State Controller Steve Westly and State Education Secretary Richard Riordan are among the key leaders who back the non partisan initiative. The initiative drew enough support to submit 900,000 signatures in May qualify it for the November ballot. The Latino community largely supports the bill and supports cuts across all parties, Spillane noted.

Voters in the 1996 primary elections passed Proposition 198 with a 59.51 percent aye vote, demonstrating considerable public interest in an open primary. The argument for and against the proposition shed light on the issue at hand.

Proposition supporters claimed that an individual should have the right to vote for the candidate with a favorable stance on the issues of most personal importance. This would encourage voters to make choices based on candidate character rather than party membership. It would also halt the trend of electing extreme liberals and conservatives to office. More candidates would take the moderate ground.
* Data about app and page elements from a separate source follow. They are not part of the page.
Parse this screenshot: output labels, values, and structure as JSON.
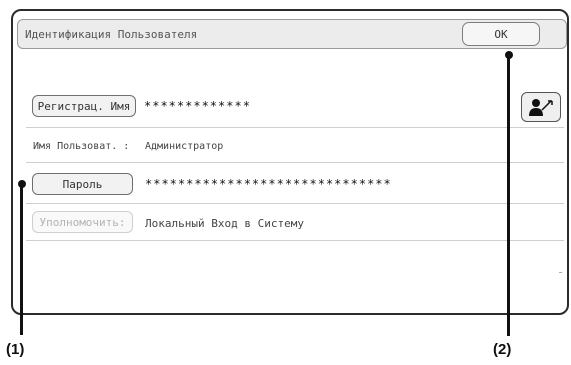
{
  "dialog": {
    "title": "Идентификация Пользователя",
    "ok_label": "OK"
  },
  "login_name": {
    "button_label": "Регистрац. Имя",
    "value": "*************"
  },
  "user_name": {
    "label": "Имя Пользоват. :",
    "value": "Администратор"
  },
  "password": {
    "button_label": "Пароль",
    "value": "******************************"
  },
  "authority": {
    "button_label": "Уполномочить:",
    "value": "Локальный Вход в Систему"
  },
  "login_icon": "user-key-icon",
  "callouts": [
    "(1)",
    "(2)"
  ]
}
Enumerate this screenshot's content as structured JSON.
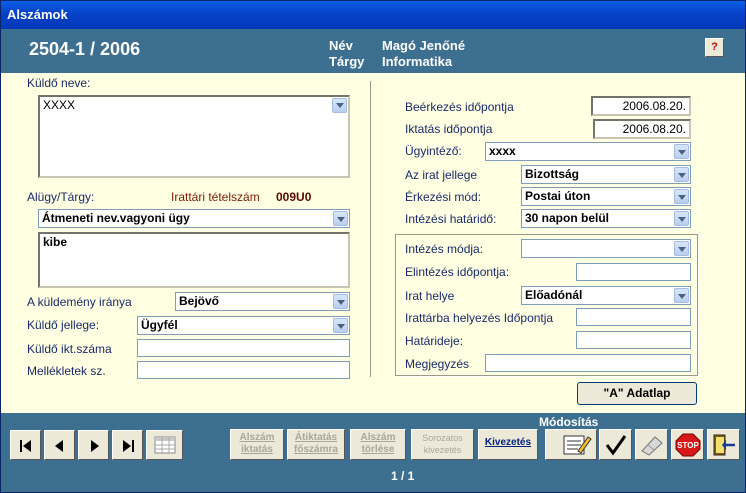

Yet significant concerns arose as well. Should parties allow outsiders to meddle with their internal affairs? The sole purpose of a primary election is for political parities to nominate a candidate to represent them in the general election. Leaders of both major political parties object to the lessened influence on candidate selections. An open primary would also encourage manipulation of the system through specially targeted voting.

In 2000, the U.S. Supreme Court cited the right of free association in its ruling against the law that allowed voters to cross over party lines in their voting. The Court claimed that the First Amendment gave political parties the right to exclude nonmembers from selecting their nominees.